It has long been known by geologists and oil industry workers that seeps exist. In Southern California, for example, there are seeps near Santa Barbara, at a geologic feature called Coal Oil Point. And, Roberts said, it's clear that "the Gulf of Mexico leaks like a sieve. You can't take a submarine dive without running into an oil or gas seep. And on a calm day, you can't take a boat ride without seeing gigantic oil slicks" on the sea surface.
Roberts added that natural seepage in places like the Gulf of Mexico "far exceeds anything that gets spilled" by oil tankers and other sources. "The results of this have been a big surprise for me," said Whelan. "I never would have expected that the gas is moving up so quickly and what a huge effect it has on the whole system."
Although the oil industry hasn't shown great enthusiasm for the idea -- arguing that the upward migration is too slow and too uncommon to do much good -- the search for new oil and gas supplies already has been affected, Whelan and Kennicutt said. Now, companies scan the sea surface for signs of oil slicks that might point to new deposits. "People are using airplane surveys for the slicks and are doing water column fluorescence measurements looking for the oil," Whelan said. "They're looking for the sources of the seeps and trying to hook that into the seismic evidence" normally used in searching for buried oil.
Originally posted by FissionSurplus
The Gulf of Mexico is full of fissures in the sea bed which have been seeping oil and gas for a very long time. There are even sea creatures which have evolved to survive on the oil:
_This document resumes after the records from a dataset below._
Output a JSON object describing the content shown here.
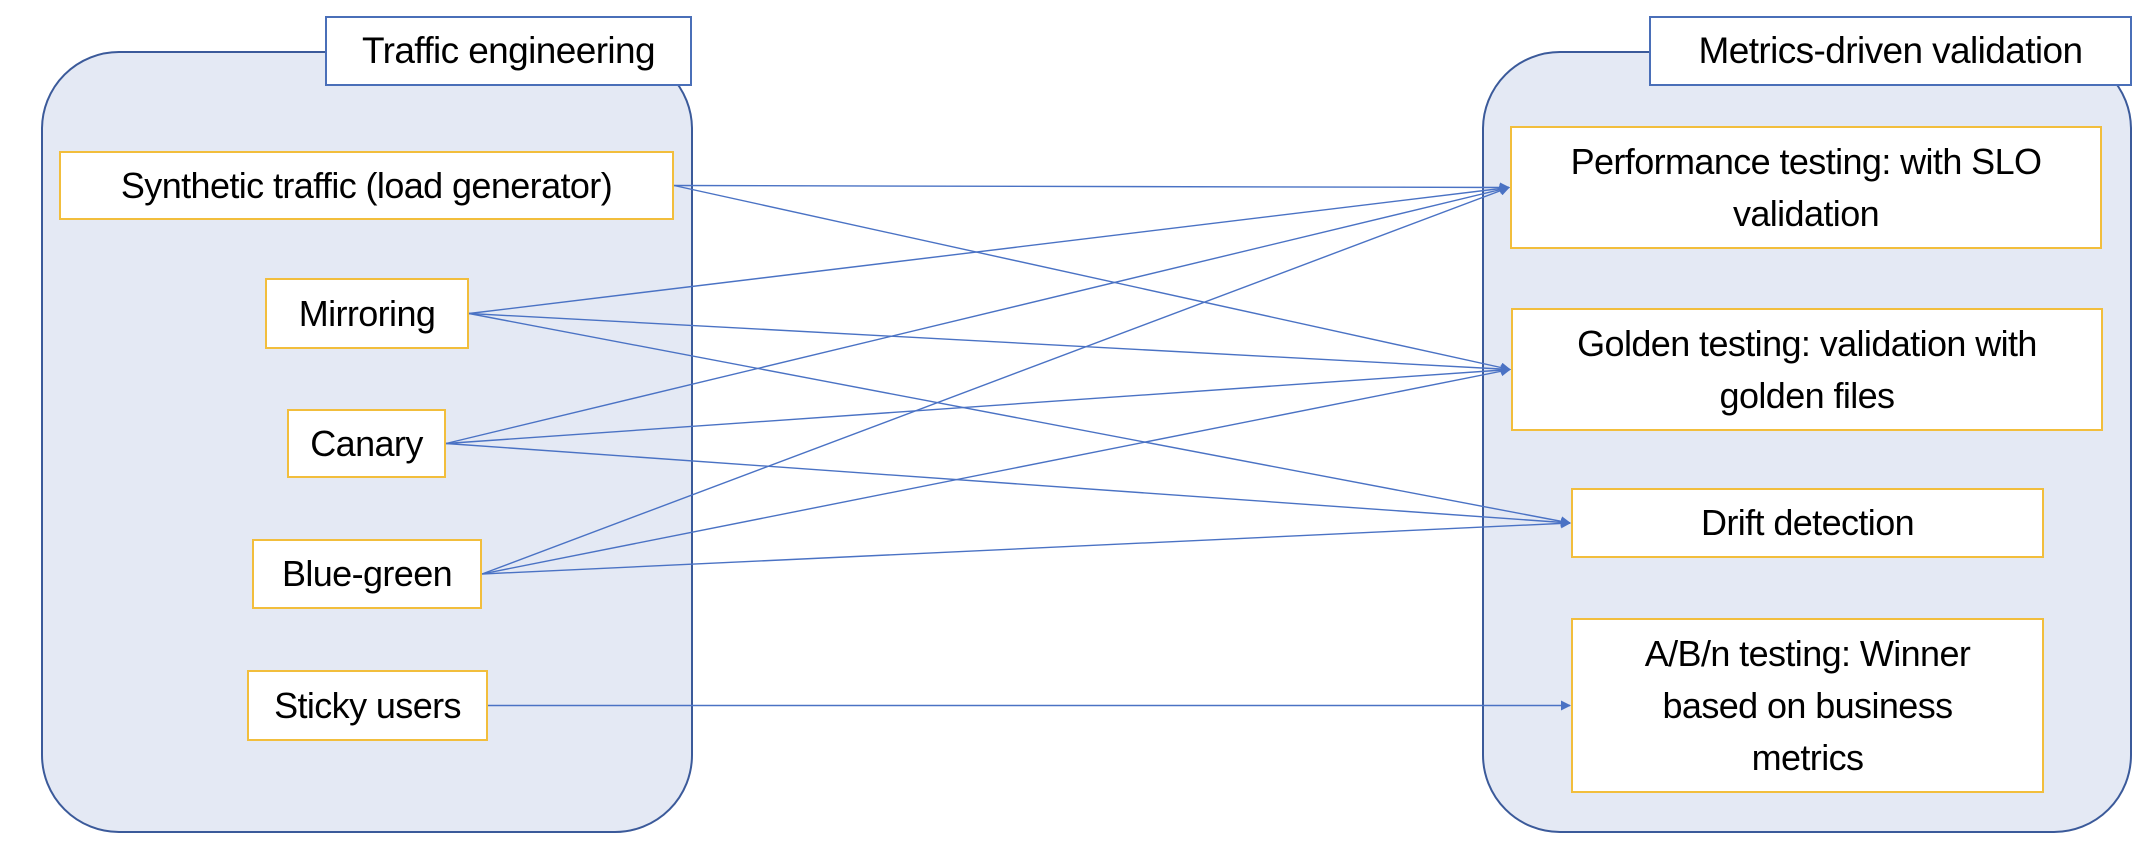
{
  "colors": {
    "container_fill": "#E4E9F4",
    "container_border": "#3B5A9A",
    "node_border": "#F2BE3C",
    "edge": "#4A72C4"
  },
  "groups": {
    "left": {
      "title": "Traffic engineering"
    },
    "right": {
      "title": "Metrics-driven validation"
    }
  },
  "sources": [
    {
      "id": "synthetic",
      "label": "Synthetic traffic (load generator)"
    },
    {
      "id": "mirroring",
      "label": "Mirroring"
    },
    {
      "id": "canary",
      "label": "Canary"
    },
    {
      "id": "bluegreen",
      "label": "Blue-green"
    },
    {
      "id": "sticky",
      "label": "Sticky users"
    }
  ],
  "targets": [
    {
      "id": "perf",
      "label": "Performance testing: with SLO validation"
    },
    {
      "id": "golden",
      "label": "Golden testing: validation with golden files"
    },
    {
      "id": "drift",
      "label": "Drift detection"
    },
    {
      "id": "ab",
      "label": "A/B/n testing: Winner based on business metrics"
    }
  ],
  "edges": [
    {
      "from": "synthetic",
      "to": "perf"
    },
    {
      "from": "synthetic",
      "to": "golden"
    },
    {
      "from": "mirroring",
      "to": "perf"
    },
    {
      "from": "mirroring",
      "to": "golden"
    },
    {
      "from": "mirroring",
      "to": "drift"
    },
    {
      "from": "canary",
      "to": "perf"
    },
    {
      "from": "canary",
      "to": "golden"
    },
    {
      "from": "canary",
      "to": "drift"
    },
    {
      "from": "bluegreen",
      "to": "perf"
    },
    {
      "from": "bluegreen",
      "to": "golden"
    },
    {
      "from": "bluegreen",
      "to": "drift"
    },
    {
      "from": "sticky",
      "to": "ab"
    }
  ]
}
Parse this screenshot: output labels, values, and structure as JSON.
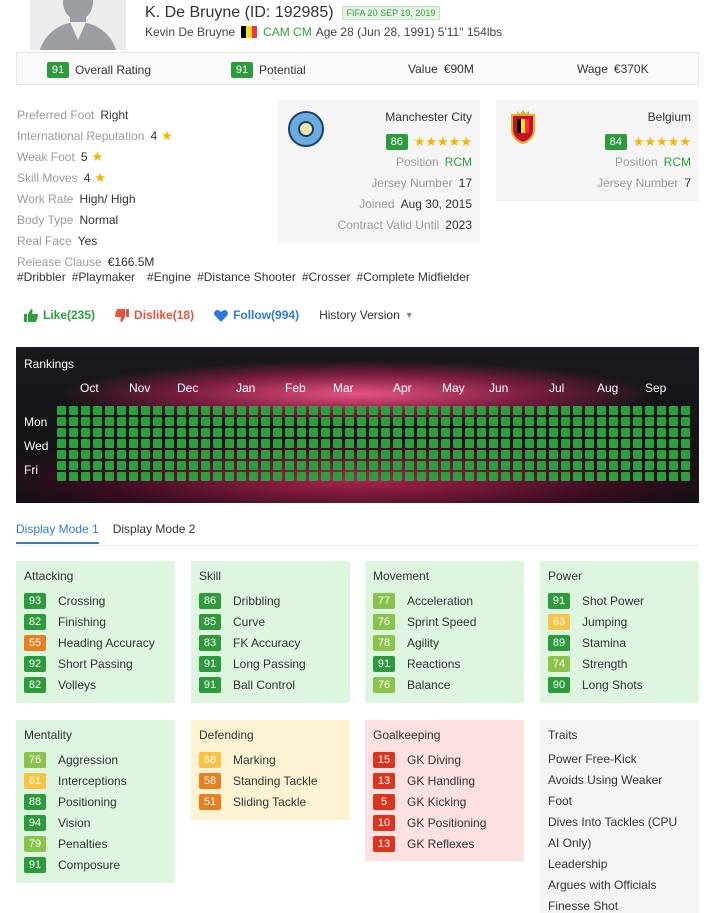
{
  "player": {
    "title": "K. De Bruyne (ID: 192985)",
    "fifa_badge": "FIFA 20 SEP 19, 2019",
    "full_name": "Kevin De Bruyne",
    "positions": "CAM CM",
    "details": "Age 28 (Jun 28, 1991) 5'11\" 154lbs"
  },
  "stats_bar": {
    "overall_value": "91",
    "overall_label": "Overall Rating",
    "potential_value": "91",
    "potential_label": "Potential",
    "value_label": "Value",
    "value_amount": "€90M",
    "wage_label": "Wage",
    "wage_amount": "€370K"
  },
  "info": [
    {
      "label": "Preferred Foot",
      "value": "Right",
      "star": false
    },
    {
      "label": "International Reputation",
      "value": "4",
      "star": true
    },
    {
      "label": "Weak Foot",
      "value": "5",
      "star": true
    },
    {
      "label": "Skill Moves",
      "value": "4",
      "star": true
    },
    {
      "label": "Work Rate",
      "value": "High/ High",
      "star": false
    },
    {
      "label": "Body Type",
      "value": "Normal",
      "star": false
    },
    {
      "label": "Real Face",
      "value": "Yes",
      "star": false
    },
    {
      "label": "Release Clause",
      "value": "€166.5M",
      "star": false
    }
  ],
  "tags": [
    "#Dribbler",
    "#Playmaker",
    "#Engine",
    "#Distance Shooter",
    "#Crosser",
    "#Complete Midfielder"
  ],
  "club": {
    "name": "Manchester City",
    "rating": "86",
    "stars": "★★★★★",
    "position_label": "Position",
    "position": "RCM",
    "jersey_label": "Jersey Number",
    "jersey": "17",
    "joined_label": "Joined",
    "joined": "Aug 30, 2015",
    "contract_label": "Contract Valid Until",
    "contract": "2023"
  },
  "nation": {
    "name": "Belgium",
    "rating": "84",
    "stars": "★★★★★",
    "position_label": "Position",
    "position": "RCM",
    "jersey_label": "Jersey Number",
    "jersey": "7"
  },
  "actions": {
    "like": "Like(235)",
    "dislike": "Dislike(18)",
    "follow": "Follow(994)",
    "history": "History Version"
  },
  "rankings": {
    "title": "Rankings",
    "months": [
      "Oct",
      "Nov",
      "Dec",
      "Jan",
      "Feb",
      "Mar",
      "Apr",
      "May",
      "Jun",
      "Jul",
      "Aug",
      "Sep"
    ],
    "days": [
      "Mon",
      "Wed",
      "Fri"
    ]
  },
  "tabs": [
    "Display Mode 1",
    "Display Mode 2"
  ],
  "attributes": {
    "attacking": {
      "title": "Attacking",
      "items": [
        {
          "v": "93",
          "l": "Crossing",
          "c": "dg"
        },
        {
          "v": "82",
          "l": "Finishing",
          "c": "dg"
        },
        {
          "v": "55",
          "l": "Heading Accuracy",
          "c": "o"
        },
        {
          "v": "92",
          "l": "Short Passing",
          "c": "dg"
        },
        {
          "v": "82",
          "l": "Volleys",
          "c": "dg"
        }
      ]
    },
    "skill": {
      "title": "Skill",
      "items": [
        {
          "v": "86",
          "l": "Dribbling",
          "c": "dg"
        },
        {
          "v": "85",
          "l": "Curve",
          "c": "dg"
        },
        {
          "v": "83",
          "l": "FK Accuracy",
          "c": "dg"
        },
        {
          "v": "91",
          "l": "Long Passing",
          "c": "dg"
        },
        {
          "v": "91",
          "l": "Ball Control",
          "c": "dg"
        }
      ]
    },
    "movement": {
      "title": "Movement",
      "items": [
        {
          "v": "77",
          "l": "Acceleration",
          "c": "lg"
        },
        {
          "v": "76",
          "l": "Sprint Speed",
          "c": "lg"
        },
        {
          "v": "78",
          "l": "Agility",
          "c": "lg"
        },
        {
          "v": "91",
          "l": "Reactions",
          "c": "dg"
        },
        {
          "v": "76",
          "l": "Balance",
          "c": "lg"
        }
      ]
    },
    "power": {
      "title": "Power",
      "items": [
        {
          "v": "91",
          "l": "Shot Power",
          "c": "dg"
        },
        {
          "v": "63",
          "l": "Jumping",
          "c": "y"
        },
        {
          "v": "89",
          "l": "Stamina",
          "c": "dg"
        },
        {
          "v": "74",
          "l": "Strength",
          "c": "lg"
        },
        {
          "v": "90",
          "l": "Long Shots",
          "c": "dg"
        }
      ]
    },
    "mentality": {
      "title": "Mentality",
      "items": [
        {
          "v": "76",
          "l": "Aggression",
          "c": "lg"
        },
        {
          "v": "61",
          "l": "Interceptions",
          "c": "y"
        },
        {
          "v": "88",
          "l": "Positioning",
          "c": "dg"
        },
        {
          "v": "94",
          "l": "Vision",
          "c": "dg"
        },
        {
          "v": "79",
          "l": "Penalties",
          "c": "lg"
        },
        {
          "v": "91",
          "l": "Composure",
          "c": "dg"
        }
      ]
    },
    "defending": {
      "title": "Defending",
      "items": [
        {
          "v": "68",
          "l": "Marking",
          "c": "y"
        },
        {
          "v": "58",
          "l": "Standing Tackle",
          "c": "o"
        },
        {
          "v": "51",
          "l": "Sliding Tackle",
          "c": "o"
        }
      ]
    },
    "goalkeeping": {
      "title": "Goalkeeping",
      "items": [
        {
          "v": "15",
          "l": "GK Diving",
          "c": "r"
        },
        {
          "v": "13",
          "l": "GK Handling",
          "c": "r"
        },
        {
          "v": "5",
          "l": "GK Kicking",
          "c": "r"
        },
        {
          "v": "10",
          "l": "GK Positioning",
          "c": "r"
        },
        {
          "v": "13",
          "l": "GK Reflexes",
          "c": "r"
        }
      ]
    }
  },
  "traits": {
    "title": "Traits",
    "lines": [
      "Power Free-Kick",
      "Avoids Using Weaker",
      "Foot",
      "Dives Into Tackles (CPU",
      "AI Only)",
      "Leadership",
      "Argues with Officials",
      "Finesse Shot"
    ]
  },
  "colors": {
    "dark_green": "#2d9b3c",
    "light_green": "#8bc34a",
    "yellow": "#f6c343",
    "orange": "#e67e22",
    "red": "#d9341f",
    "link_blue": "#2f7ad8"
  }
}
A 2003 National Academy of Sciences report estimated that the many natural seeps in the Gulf of Mexico together emit an average of about 2,762 barrels per day. The exact amount fluctuates over time.
Read more: www.mysanantonio.com...
Originally posted by speculativeoptimist
Hmmm, of course we are getting conflicting reports, but April again?!?! Isn't this month Satan's birthday or something crazy?